→ WHAT IS NEEDED:
Should an entry contain an image, leave the image out and repeat the entry's text exactly.

Items from a dataset

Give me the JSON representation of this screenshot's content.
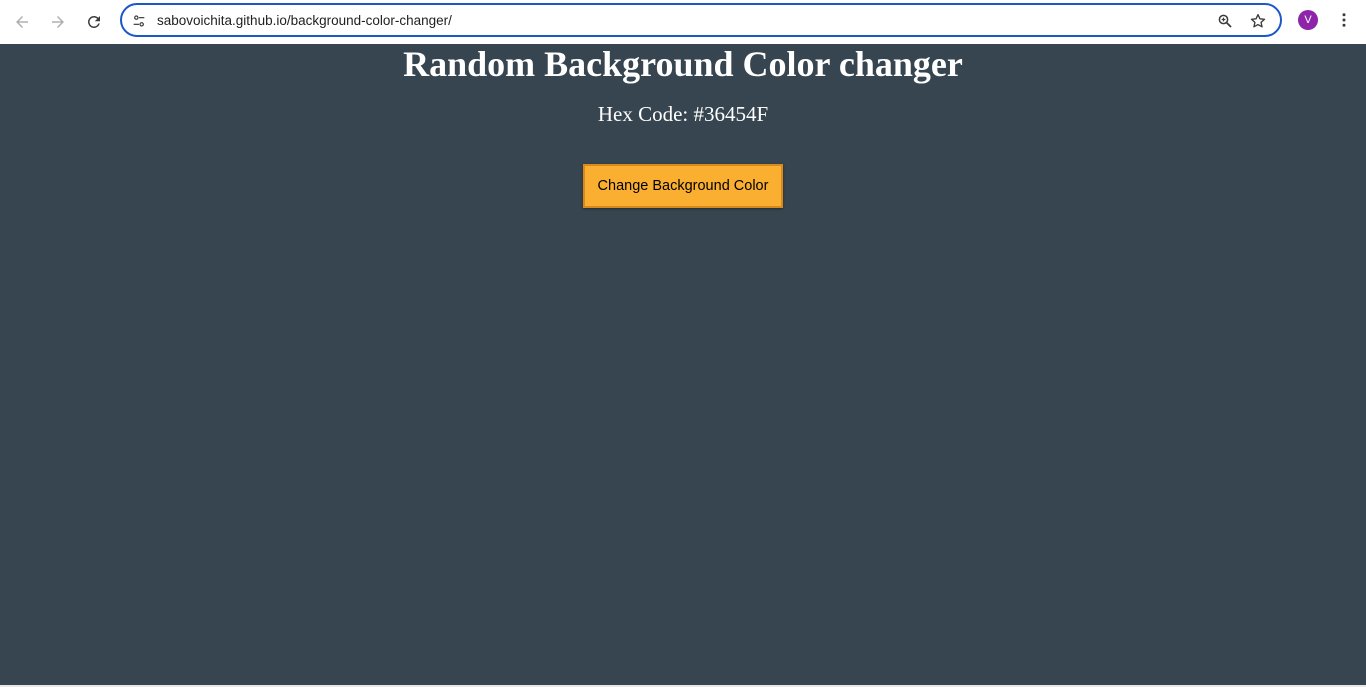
{
  "browser": {
    "url": "sabovoichita.github.io/background-color-changer/",
    "avatar_letter": "V",
    "icons": {
      "back": "arrow-left-icon",
      "forward": "arrow-right-icon",
      "reload": "reload-icon",
      "site_info": "tune-icon",
      "zoom": "zoom-in-icon",
      "bookmark": "star-icon",
      "menu": "kebab-menu-icon"
    }
  },
  "page": {
    "title": "Random Background Color changer",
    "hex_line": "Hex Code: #36454F",
    "button_label": "Change Background Color",
    "background_color": "#36454F",
    "button_color": "#FBAF30"
  }
}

→ PROBLEM SOLUTION:
Give me the JSON representation of this screenshot's content.
{
  "browser": {
    "url": "sabovoichita.github.io/background-color-changer/",
    "avatar_letter": "V",
    "icons": {
      "back": "arrow-left-icon",
      "forward": "arrow-right-icon",
      "reload": "reload-icon",
      "site_info": "tune-icon",
      "zoom": "zoom-in-icon",
      "bookmark": "star-icon",
      "menu": "kebab-menu-icon"
    }
  },
  "page": {
    "title": "Random Background Color changer",
    "hex_line": "Hex Code: #36454F",
    "button_label": "Change Background Color",
    "background_color": "#36454F",
    "button_color": "#FBAF30"
  }
}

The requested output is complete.